Triple-Net-Lease Financing

7 Replies

Hello! 

I've been looking through varies types of real estate investments and came across commercial properties with triple-net leases for sale. I'm curious how funding works for these types of properties. I've been primarily looking at retail spaces that houses companies like Walgreens, CVS, etc.

Any input is great!

In most cases you are putting 25% down.

Lenders want to see net worth close to the loan balance after down payment and 10% liquid.

For example a buyer purchases a 4 million pharmacy with a good amount of years left on the lease with 1 million down. Lender wants to see net worth close to 3 million and 300,000 of that liquid. It's not an absolute criteria.

Pharmacies CVS, Walgreens, Rite Aid go from generally 2 million to 20 million depending on location and length of term left on the lease.

Have to be working with loads of cash to play in this space as a buyer.  

Devon, there are both national and local banks that will finance these properties. The most favorable financing terms will be with a long lease term left with a high credit tenant and as Joel mentioned, a solid financial statement from the buyer.

I'd be curious to hear who @Joel Owens thinks is best to finance such a deal. Any national recommendations?

There are specific CTL lenders out there who specialize in it.

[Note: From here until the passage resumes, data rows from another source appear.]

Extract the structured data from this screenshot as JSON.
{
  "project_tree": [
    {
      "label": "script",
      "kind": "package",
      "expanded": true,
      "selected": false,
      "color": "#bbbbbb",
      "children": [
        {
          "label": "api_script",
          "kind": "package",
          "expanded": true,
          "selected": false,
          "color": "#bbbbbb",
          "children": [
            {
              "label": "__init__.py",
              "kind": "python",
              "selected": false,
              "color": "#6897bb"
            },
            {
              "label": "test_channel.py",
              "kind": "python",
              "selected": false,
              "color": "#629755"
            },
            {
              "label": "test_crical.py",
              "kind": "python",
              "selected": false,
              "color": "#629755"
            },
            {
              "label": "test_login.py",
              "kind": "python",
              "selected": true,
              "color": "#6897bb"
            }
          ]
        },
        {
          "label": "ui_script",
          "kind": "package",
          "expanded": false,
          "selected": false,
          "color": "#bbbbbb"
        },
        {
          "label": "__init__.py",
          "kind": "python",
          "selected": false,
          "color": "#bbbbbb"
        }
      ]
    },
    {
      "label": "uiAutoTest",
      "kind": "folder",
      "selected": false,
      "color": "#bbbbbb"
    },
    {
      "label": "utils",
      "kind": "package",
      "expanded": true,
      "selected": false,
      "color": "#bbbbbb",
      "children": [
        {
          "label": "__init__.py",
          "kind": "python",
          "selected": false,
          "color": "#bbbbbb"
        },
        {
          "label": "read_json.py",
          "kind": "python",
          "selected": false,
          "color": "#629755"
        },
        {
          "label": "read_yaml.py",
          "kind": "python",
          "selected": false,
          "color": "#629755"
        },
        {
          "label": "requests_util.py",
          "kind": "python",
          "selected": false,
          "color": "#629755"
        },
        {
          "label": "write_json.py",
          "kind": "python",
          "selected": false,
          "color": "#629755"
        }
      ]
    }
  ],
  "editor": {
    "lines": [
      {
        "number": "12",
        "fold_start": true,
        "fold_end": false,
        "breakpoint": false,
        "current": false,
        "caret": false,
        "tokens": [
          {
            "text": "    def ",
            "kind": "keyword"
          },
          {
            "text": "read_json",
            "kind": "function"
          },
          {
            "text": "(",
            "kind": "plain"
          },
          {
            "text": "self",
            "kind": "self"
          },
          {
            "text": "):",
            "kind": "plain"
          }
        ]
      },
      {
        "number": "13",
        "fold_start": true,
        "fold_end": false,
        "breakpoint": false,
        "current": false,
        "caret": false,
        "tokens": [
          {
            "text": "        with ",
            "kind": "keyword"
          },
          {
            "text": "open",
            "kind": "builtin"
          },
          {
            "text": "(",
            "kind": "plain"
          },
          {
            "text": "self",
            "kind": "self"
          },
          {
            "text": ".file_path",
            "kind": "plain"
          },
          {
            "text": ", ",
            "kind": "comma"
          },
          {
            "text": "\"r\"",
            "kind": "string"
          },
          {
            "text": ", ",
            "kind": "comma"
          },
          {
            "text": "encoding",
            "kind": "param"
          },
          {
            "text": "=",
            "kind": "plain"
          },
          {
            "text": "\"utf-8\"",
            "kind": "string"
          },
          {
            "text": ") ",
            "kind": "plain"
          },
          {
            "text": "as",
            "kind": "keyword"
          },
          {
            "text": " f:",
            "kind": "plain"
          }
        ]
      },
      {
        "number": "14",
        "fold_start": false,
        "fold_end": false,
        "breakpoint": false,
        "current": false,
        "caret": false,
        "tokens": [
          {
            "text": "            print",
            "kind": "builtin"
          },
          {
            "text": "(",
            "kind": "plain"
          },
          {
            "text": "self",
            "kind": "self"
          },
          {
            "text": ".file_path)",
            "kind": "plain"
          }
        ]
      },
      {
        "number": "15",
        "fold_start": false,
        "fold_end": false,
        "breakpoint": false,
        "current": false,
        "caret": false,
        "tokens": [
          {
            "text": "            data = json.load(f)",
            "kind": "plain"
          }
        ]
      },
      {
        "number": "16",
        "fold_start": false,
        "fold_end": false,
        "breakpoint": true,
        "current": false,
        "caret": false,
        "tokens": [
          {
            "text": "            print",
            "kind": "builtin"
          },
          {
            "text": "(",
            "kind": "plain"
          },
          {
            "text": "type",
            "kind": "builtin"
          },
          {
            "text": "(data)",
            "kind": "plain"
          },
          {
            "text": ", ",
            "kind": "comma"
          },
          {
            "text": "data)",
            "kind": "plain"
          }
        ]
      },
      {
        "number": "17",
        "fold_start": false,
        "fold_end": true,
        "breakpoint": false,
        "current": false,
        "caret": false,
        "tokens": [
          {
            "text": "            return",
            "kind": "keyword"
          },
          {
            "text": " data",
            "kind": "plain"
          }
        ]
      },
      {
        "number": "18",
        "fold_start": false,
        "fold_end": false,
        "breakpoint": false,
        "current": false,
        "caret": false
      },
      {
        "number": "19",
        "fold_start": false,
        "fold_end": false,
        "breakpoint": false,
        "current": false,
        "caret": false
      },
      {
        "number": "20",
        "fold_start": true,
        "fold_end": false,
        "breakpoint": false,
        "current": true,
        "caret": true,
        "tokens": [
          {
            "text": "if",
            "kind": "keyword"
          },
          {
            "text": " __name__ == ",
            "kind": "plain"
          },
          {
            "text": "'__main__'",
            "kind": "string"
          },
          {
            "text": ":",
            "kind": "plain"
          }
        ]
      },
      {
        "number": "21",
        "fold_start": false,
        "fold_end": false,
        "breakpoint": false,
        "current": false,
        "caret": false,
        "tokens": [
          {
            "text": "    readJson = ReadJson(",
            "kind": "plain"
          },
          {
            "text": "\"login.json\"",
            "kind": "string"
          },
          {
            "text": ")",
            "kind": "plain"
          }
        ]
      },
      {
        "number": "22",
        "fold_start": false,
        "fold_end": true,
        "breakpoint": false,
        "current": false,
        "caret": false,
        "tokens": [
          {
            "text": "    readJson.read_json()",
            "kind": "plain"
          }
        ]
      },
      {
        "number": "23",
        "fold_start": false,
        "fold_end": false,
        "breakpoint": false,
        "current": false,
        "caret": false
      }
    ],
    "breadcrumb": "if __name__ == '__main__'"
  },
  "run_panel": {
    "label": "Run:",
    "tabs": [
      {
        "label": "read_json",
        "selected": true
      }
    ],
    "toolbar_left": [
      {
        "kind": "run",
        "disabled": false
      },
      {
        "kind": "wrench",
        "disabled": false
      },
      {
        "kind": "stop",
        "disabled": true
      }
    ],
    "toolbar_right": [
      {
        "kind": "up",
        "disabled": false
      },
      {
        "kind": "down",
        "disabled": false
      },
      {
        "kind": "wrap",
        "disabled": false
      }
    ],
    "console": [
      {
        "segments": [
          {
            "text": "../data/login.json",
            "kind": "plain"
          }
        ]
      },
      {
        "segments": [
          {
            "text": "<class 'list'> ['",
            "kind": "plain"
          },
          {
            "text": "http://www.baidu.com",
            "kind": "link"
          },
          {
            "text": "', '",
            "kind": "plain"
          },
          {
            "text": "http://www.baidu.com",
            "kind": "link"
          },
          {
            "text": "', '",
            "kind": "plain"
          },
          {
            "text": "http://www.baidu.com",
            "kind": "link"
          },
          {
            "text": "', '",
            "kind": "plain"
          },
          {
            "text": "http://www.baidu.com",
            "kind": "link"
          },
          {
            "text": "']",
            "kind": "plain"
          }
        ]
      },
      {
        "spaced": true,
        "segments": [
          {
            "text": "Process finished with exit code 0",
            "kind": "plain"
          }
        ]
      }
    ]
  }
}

Cap rates on single free standing have compressed so much that buyers are using local banks and using short term debt to eek out cash flow with personal guarantees.

Regular CMBS lenders that are non-bank see a lot of risk.

Buying a single NNN building for a 5 cap versus an 8 cap 3 to 4 years ago doesn't make sense because I can get a strip center today at an 8 cap and diversify my risk among many businesses instead of one.

The rent per sq ft and cost per sq ft is lower and you tend to get more valuable dirt with 2% rental increases for strip centers.  

I've heard indications from mortgage brokers of sizing to lesser of 8.5-9.0 DY or 65%-70% LTV and coupons in the 4.5 - 5.5% range. Expect significant structure around lease roll within the term. Can get IO with the right credit/lease term/market.

Shorter term floating rates around L+450. Be prepared to pony up on the refi!

These spreads are way too thin IMO. 

Yeah no short term loans for STNL unless you are putting 50% or more down or a lease at a high cap rate with a few years left before option renewal.

Otherwise you get hit with a refi bomb that could make a negative return with a fixed rate lease or one that has minimal increases in the primary term less than annual inflation.

People get these short term loans to massage the debt to work at lower cap rates for purchase but they are ticking time bombs.  

Originally posted by @Patrick Lim :

I've heard indications from mortgage brokers of sizing to lesser of 8.5-9.0 DY or 65%-70% LTV and coupons in the 4.5 - 5.5% range. Expect significant structure around lease roll within the term. Can get IO with the right credit/lease term/market.

Shorter term floating rates around L+450. Be prepared to pony up on the refi!

These spreads are way too thin IMO. 

What is IMO

(in my opinion)

Join the Largest Real Estate Investing Community

Basic membership is free, forever.

By signing up, you indicate that you agree to the BiggerPockets Terms & Conditions.